Every line below that contains "conf" is to be copied.
-----
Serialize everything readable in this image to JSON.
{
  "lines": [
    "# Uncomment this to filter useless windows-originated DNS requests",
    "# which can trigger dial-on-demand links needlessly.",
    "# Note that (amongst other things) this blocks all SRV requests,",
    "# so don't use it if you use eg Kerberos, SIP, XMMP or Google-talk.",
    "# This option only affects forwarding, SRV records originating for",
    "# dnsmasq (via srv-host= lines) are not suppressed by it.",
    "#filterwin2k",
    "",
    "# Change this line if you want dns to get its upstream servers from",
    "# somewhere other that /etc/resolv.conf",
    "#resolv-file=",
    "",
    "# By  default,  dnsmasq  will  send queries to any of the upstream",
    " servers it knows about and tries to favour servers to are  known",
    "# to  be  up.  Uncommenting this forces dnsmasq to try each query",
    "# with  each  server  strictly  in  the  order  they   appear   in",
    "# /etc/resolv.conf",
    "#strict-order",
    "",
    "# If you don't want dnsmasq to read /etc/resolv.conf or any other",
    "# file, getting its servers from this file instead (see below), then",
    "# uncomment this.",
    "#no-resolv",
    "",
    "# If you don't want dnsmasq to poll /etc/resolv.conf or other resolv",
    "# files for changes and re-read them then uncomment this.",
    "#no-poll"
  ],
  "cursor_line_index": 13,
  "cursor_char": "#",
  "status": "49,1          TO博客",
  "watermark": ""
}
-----
→ **EXPECTED ANSWER**:
    "# somewhere other that /etc/resolv.conf",
    "# /etc/resolv.conf",
    "# If you don't want dnsmasq to read /etc/resolv.conf or any other",
    "# If you don't want dnsmasq to poll /etc/resolv.conf or other resolv",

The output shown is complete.